# [Work instructions]
The answer must be every line from the listing that holds the string "Комплексный".

·····

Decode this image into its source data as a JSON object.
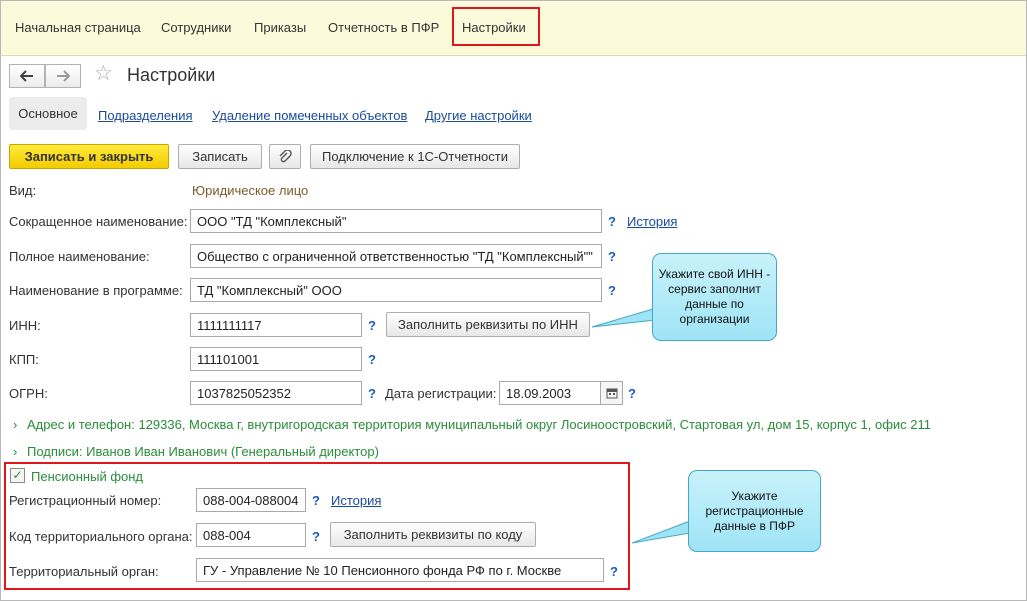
{
  "nav": {
    "items": [
      "Начальная страница",
      "Сотрудники",
      "Приказы",
      "Отчетность в ПФР",
      "Настройки"
    ]
  },
  "toolbar": {
    "back_icon": "arrow-left-icon",
    "forward_icon": "arrow-right-icon",
    "favorite_icon": "star-icon",
    "title": "Настройки"
  },
  "tabs": {
    "active": "Основное",
    "links": [
      "Подразделения",
      "Удаление помеченных объектов",
      "Другие настройки"
    ]
  },
  "actions": {
    "save_close": "Записать и закрыть",
    "save": "Записать",
    "attach_icon": "paperclip-icon",
    "connect": "Подключение к 1С-Отчетности"
  },
  "form": {
    "vid_label": "Вид:",
    "vid_value": "Юридическое лицо",
    "short_name_label": "Сокращенное наименование:",
    "short_name_value": "ООО \"ТД \"Комплексный\"",
    "history_link": "История",
    "full_name_label": "Полное наименование:",
    "full_name_value": "Общество с ограниченной ответственностью \"ТД \"Комплексный\"\"",
    "program_name_label": "Наименование в программе:",
    "program_name_value": "ТД \"Комплексный\" ООО",
    "inn_label": "ИНН:",
    "inn_value": "1111111117",
    "fill_by_inn": "Заполнить реквизиты по ИНН",
    "kpp_label": "КПП:",
    "kpp_value": "111101001",
    "ogrn_label": "ОГРН:",
    "ogrn_value": "1037825052352",
    "reg_date_label": "Дата регистрации:",
    "reg_date_value": "18.09.2003",
    "calendar_icon": "calendar-icon",
    "help": "?",
    "address_line": "Адрес и телефон: 129336, Москва г, внутригородская территория муниципальный округ Лосиноостровский, Стартовая ул, дом 15, корпус 1, офис 211",
    "signatures_line": "Подписи: Иванов Иван Иванович (Генеральный директор)"
  },
  "pension": {
    "group_title": "Пенсионный фонд",
    "checked": true,
    "reg_number_label": "Регистрационный номер:",
    "reg_number_value": "088-004-088004",
    "history_link": "История",
    "territorial_code_label": "Код территориального органа:",
    "territorial_code_value": "088-004",
    "fill_by_code": "Заполнить реквизиты по коду",
    "territorial_body_label": "Территориальный орган:",
    "territorial_body_value": "ГУ - Управление № 10 Пенсионного фонда РФ по г. Москве"
  },
  "callouts": {
    "inn_hint": "Укажите свой ИНН - сервис заполнит данные по организации",
    "pfr_hint": "Укажите регистрационные данные в ПФР"
  },
  "colors": {
    "topbar": "#fbfbdc",
    "highlight_red": "#e0161b",
    "primary_yellow": "#f3cc00",
    "link_blue": "#1a4a9c",
    "group_green": "#2a8c3a",
    "callout_cyan": "#9fe4f6"
  }
}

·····

# [Output for this task]
    "short_name_value": "ООО \"ТД \"Комплексный\"",
    "full_name_value": "Общество с ограниченной ответственностью \"ТД \"Комплексный\"\"",
    "program_name_value": "ТД \"Комплексный\" ООО",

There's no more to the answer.